In Spigai v. Live Nation Worldwide, Inc., et al., the plaintiff and friends attended a concert at the PNC Bank Arts Center in Holmdel, New Jersey. After parking in one of the commuter lots, at the foot of a grassy hill, the plaintiff and her friends took a courtesy shuttle bus to the venue. Unfortunately for concertgoers, rain started early in the day and continued throughout the concert. After being separated, the plaintiff elected to walk with a crowd to her car rather than waiting for a shuttle. Although the commuter lot is accessible via a staircase, the plaintiff followed others down the wet, grassy slope to her vehicle. Mid-descent, she slipped and broke her leg. She subsequently filed suit against the owner and operator of the venue.
The PNC Bank Arts Center is owned by the New Jersey Turnpike Authority/Garden State Parkway (“Turnpike Authority”) and is operated by Live Nation Worldwide, Inc. (“Live Nation”). Following discovery, defendants moved for summary judgment. The Turnpike Authority argued it was immune from liability under the Tort Claims Act. Live Nation, for its part, argued it did not breach a duty of care to the plaintiff. Plaintiff, in opposition, relied on an affirmative expert report opining that defendants failed to adequately assess the risk of accidents, failed to have a surveillance plan, failed to provide physical barriers, and performed negligent crowd control. The trial court, unpersuaded by the affirmative expert, granted summary judgment to all defendants.

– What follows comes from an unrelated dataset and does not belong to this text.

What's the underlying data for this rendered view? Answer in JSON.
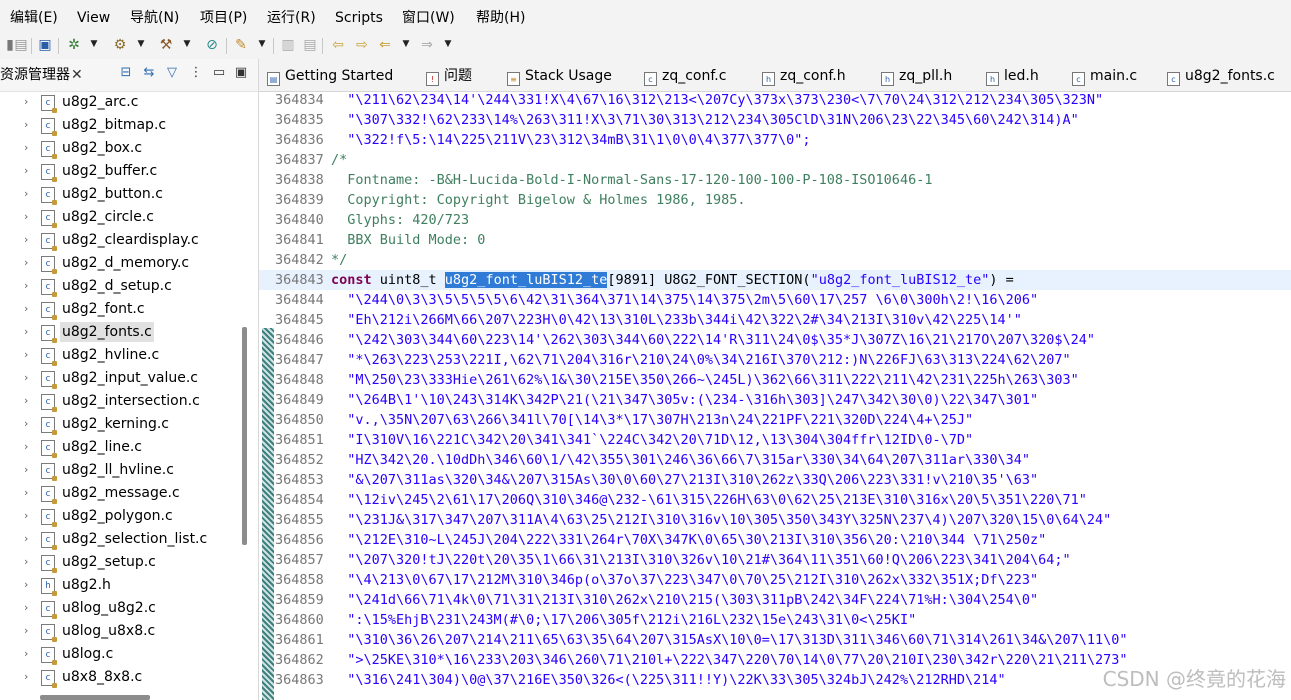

Plaintiff appealed, arguing the trial judge misapplied the summary judgment standard by refusing to submit the issue of liability to the jury. In upholding the trial judge’s ruling, the Appellate Division agreed that the grassy slope, even wet with rain, did not constitute a “dangerous condition.” Permitting the existence of a natural hill, on the land, made wet from the weather, was not palpably unreasonable. The Appellate Division further agreed that the obvious nature of the wet grass on the hill made it impossible for the plaintiff to recover against Live Nation, as its duty of care did not extend to warning the plaintiff that grass is slippery when wet or to take steps to prevent walking down the hill in the rain instead of using the provided staircase.
Despite plaintiff’s injury, the defendants provided adequate legal accommodations to concertgoers to account for their safety. Thus, although injuries may occur on commercial premises, it is important to conduct thorough investigations and establish a comprehensive record that accounts for any and all distractions and contributing factors. Here, by establishing that the plaintiff was on her cell phone, traversing a wet, grassy hill wearing flip-flops and carrying a chair and tarp, the facts aligned with premises liability case law to support granting summary judgment to each defendant.
Thanks to Brent Bouma for his contribution to this post. Please email Vito A. Pinto with any questions.